May 20, 2020
Written by Public Relations & Communications Strategist Jill Wilson
Augustana University is excited to announce the creation of an environmental studies major that offers graduates with the training and skills necessary to help them lead the world towards a more sustainable and resilient future.
Dr. David O’Hara, professor of philosophy and environmental studies and Augustana’s director of sustainability, said, “We view environmental studies as a way to help every student use their talents to make a positive difference in our community. This is about loving our neighbors as ourselves, using every tool at our disposal.”
Environmental studies at Augustana will be interdisciplinary as the major will bring together the tools and perspectives of multiple disciplines, ranging from environmental chemistry, photography, computer science and anthropology to environmental philosophy, theology, business and nature writing. Since the environment cannot be understood through a single discipline, environmental studies majors will learn to examine and better understand the environment through an engagement with society, history and culture; through the study of law, ethics, justice and policy; and through the study of ecology and the mapping of data through GIS software. Students who choose to study environmental studies at the university will choose a disciplinary focus. The major culminates in a senior thesis and in the completion of a community-oriented practical project that aims to make a positive contribution to the relationships between humans and the environment in our community.
“Our aim is to have every one of these students already engaged in internships and jobs before they graduate, and to give them tools that allow them to hit the ground running. We want to equip them to make a difference in their community, and to prepare them to be top-notch innovators and problem-solvers,” O’Hara said.
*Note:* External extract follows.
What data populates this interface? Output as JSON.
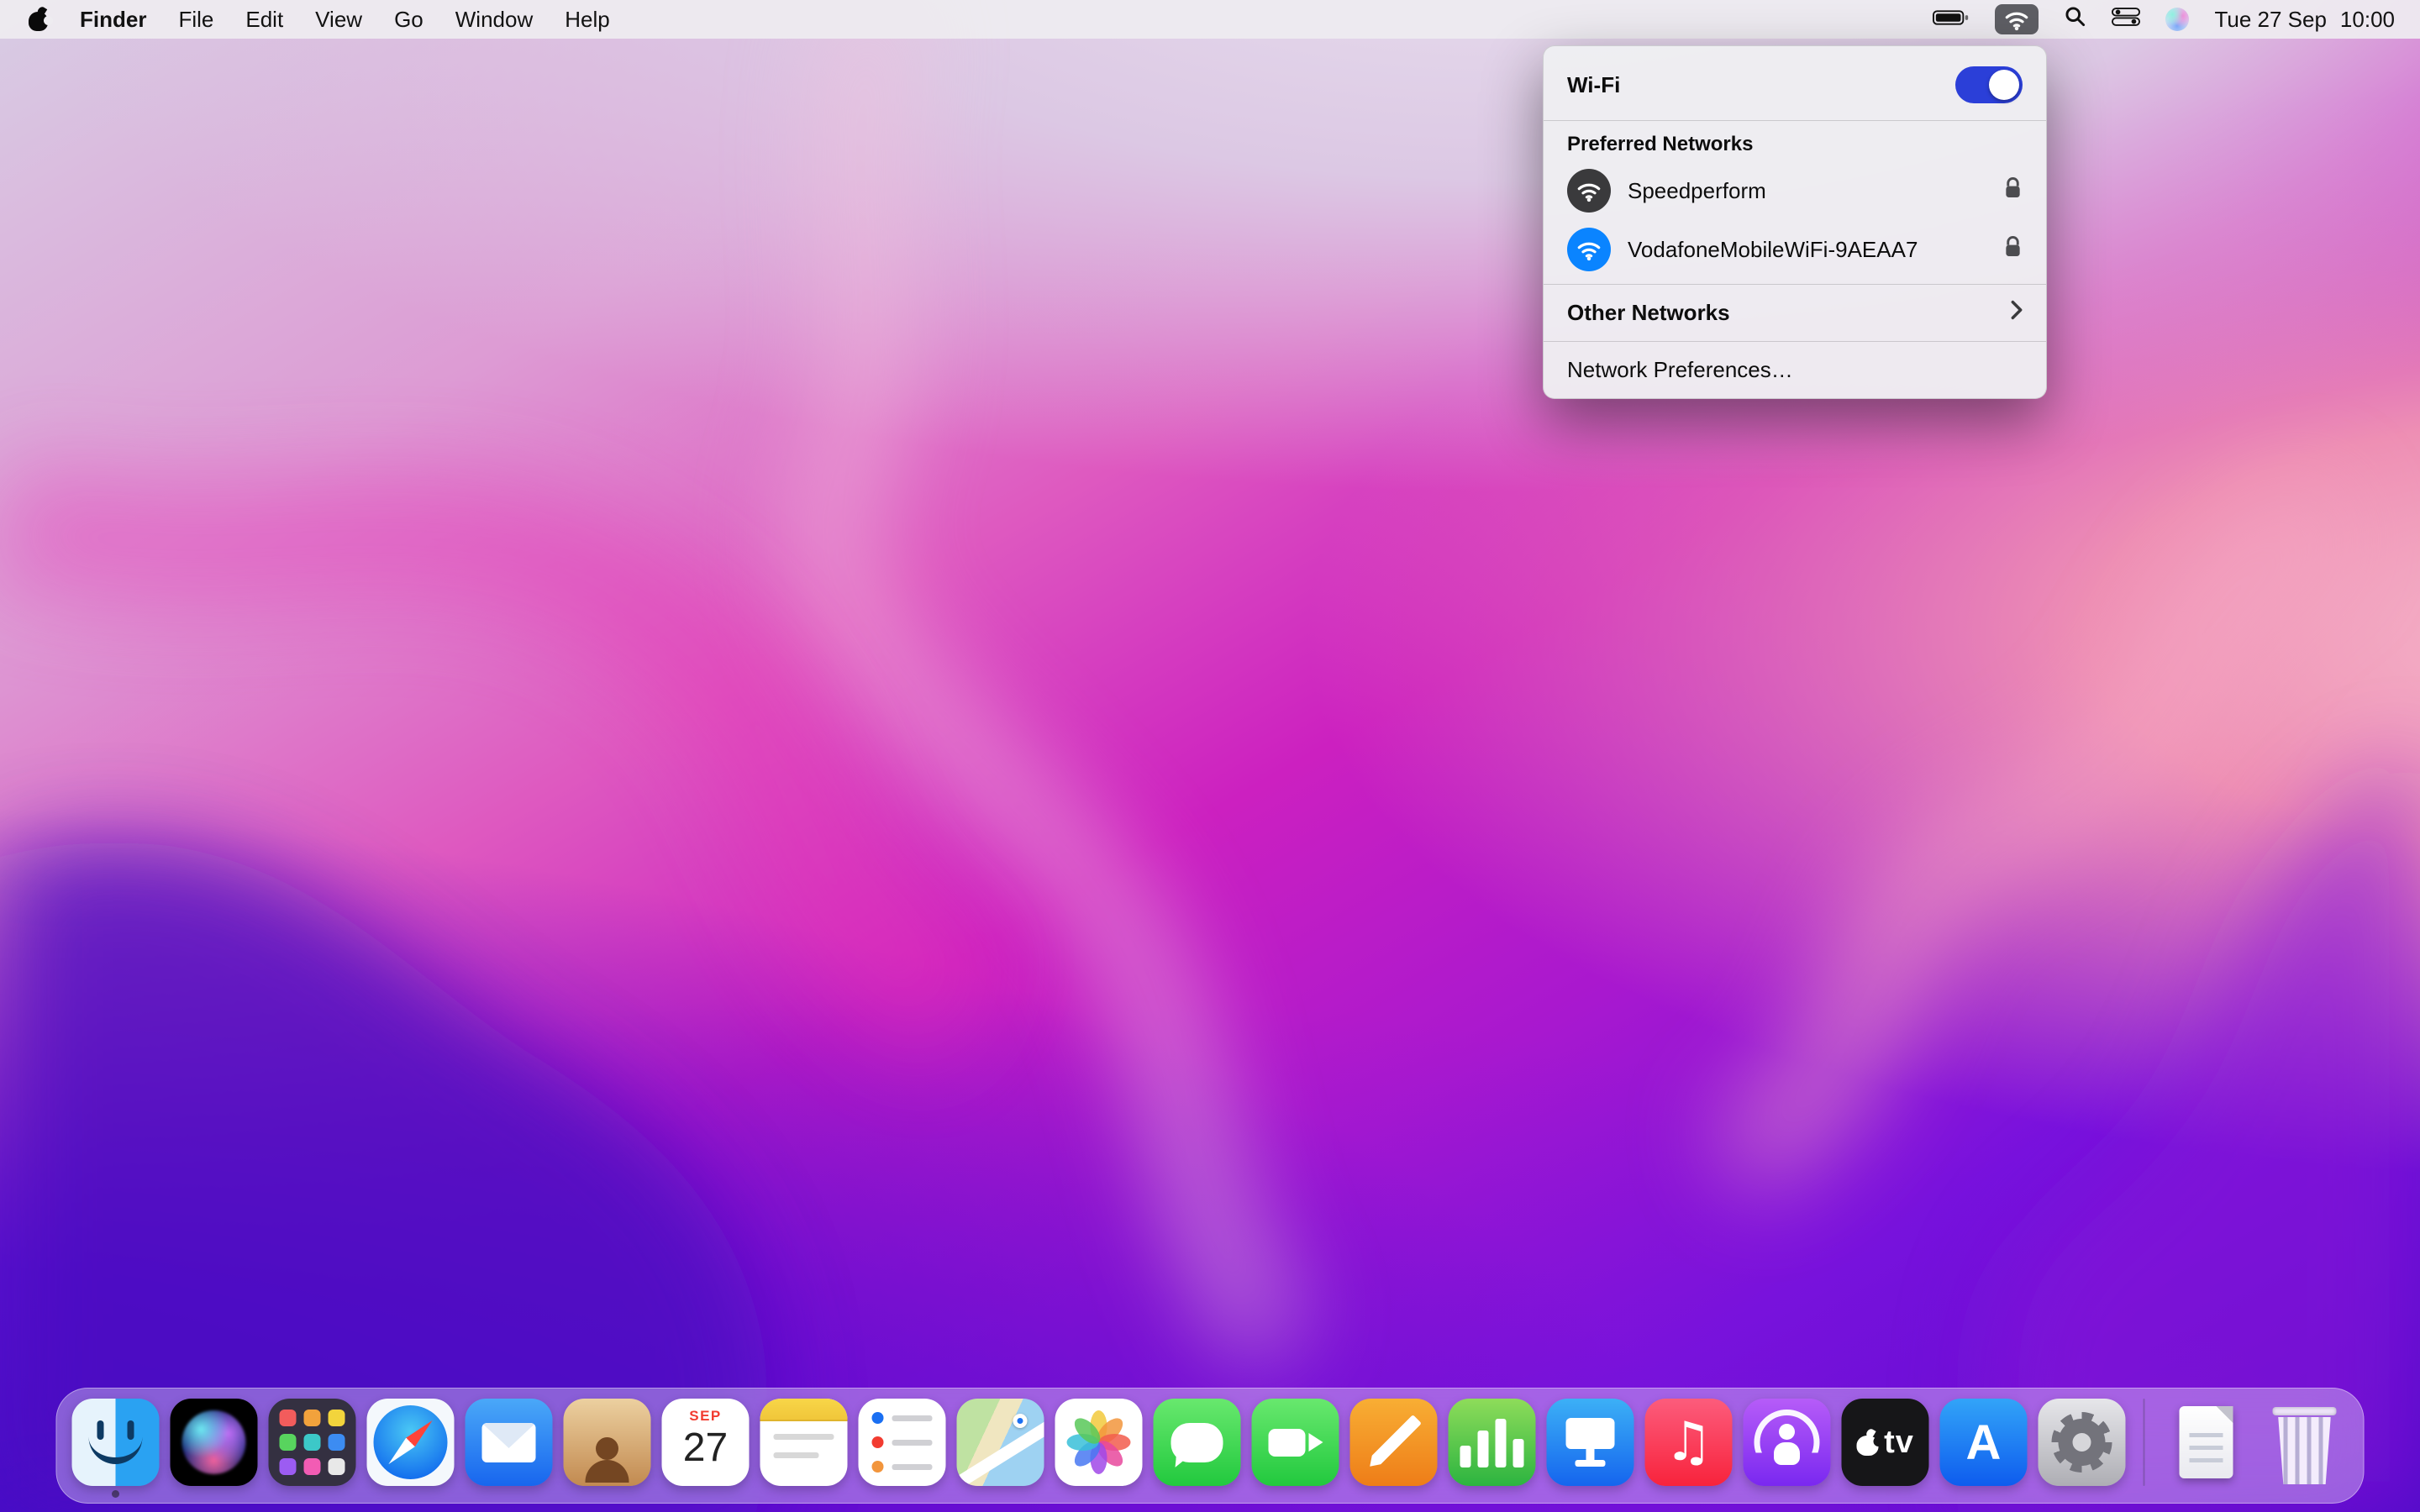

O’Hara said Augustana’s faculty drew on some of the oldest and strongest environmental studies programs in the world in designing this major, borrowing time-tested ideas and adapting them to make the most creative and innovative environmental studies major in the region.This new major offers a new approach to growing problems at a time of unprecedented environmental challenges that touch our entire planet. There has been an expressed need for environmental theologians, lawyers, ethicists, artists and business leaders. In an effort to fulfill this need, Augustana students have participated in The Climate Reality Project, founded by Nobel Laureate and former U.S. Vice President Al Gore, in Minneapolis and Las Vegas. Last year, O’Hara’s environmental philosophy class designed and built an outdoor classroom made of stone from across South Dakota. The design is low-maintenance and low-cost, it is resilient, and it is itself a teaching tool, displaying the major geologic features of our state in its design.
“We live in a time that calls for innovative and entrepreneurial thinking,” added O’Hara. “Every sector of our community and of our economy faces unprecedented challenges. An Augustana education is about preparing students to face those challenges with courage, wisdom and powerful tools. Every crisis turns out to be an opportunity to love our neighbors as ourselves. We want our students to thrive, and we want to see South Dakota become a world leader in solving the most pressing issues of our times.”
O’Hara added that while the major is new, Augustana students and alumni have been making a difference in environmental concerns around the world. Some, like Dr. Brent Loken, have been working to ensure that the entire world has access to healthy and sustainable food. Others work on rainforest conservation through a partnership with an indigenous conservation group in Guatemala, led by Dr. Craig Spencer of Augustana’s biology department.
“Our alumni go on to great graduate schools, work with National Geographic researchers, serve in the Lutheran Young Adults in Global Mission, in the Peace Corps, in medical fields, in law, in journalism, as social workers, as artists, as teachers, as pastors, and more. Our motto is 'Enter to learn, leave to serve.' And that is exactly what we are preparing students to do.”
Augustana’s strategic plan Viking Bold: The Journey to 2030 calls for developing a Center for Interdisciplinary Programs to coordinate existing and new interdisciplinary offerings. Phase one of that goal is to establish the center within the College of Arts and Sciences and develop medical humanities, environmental studies and programs associated with intercultural studies.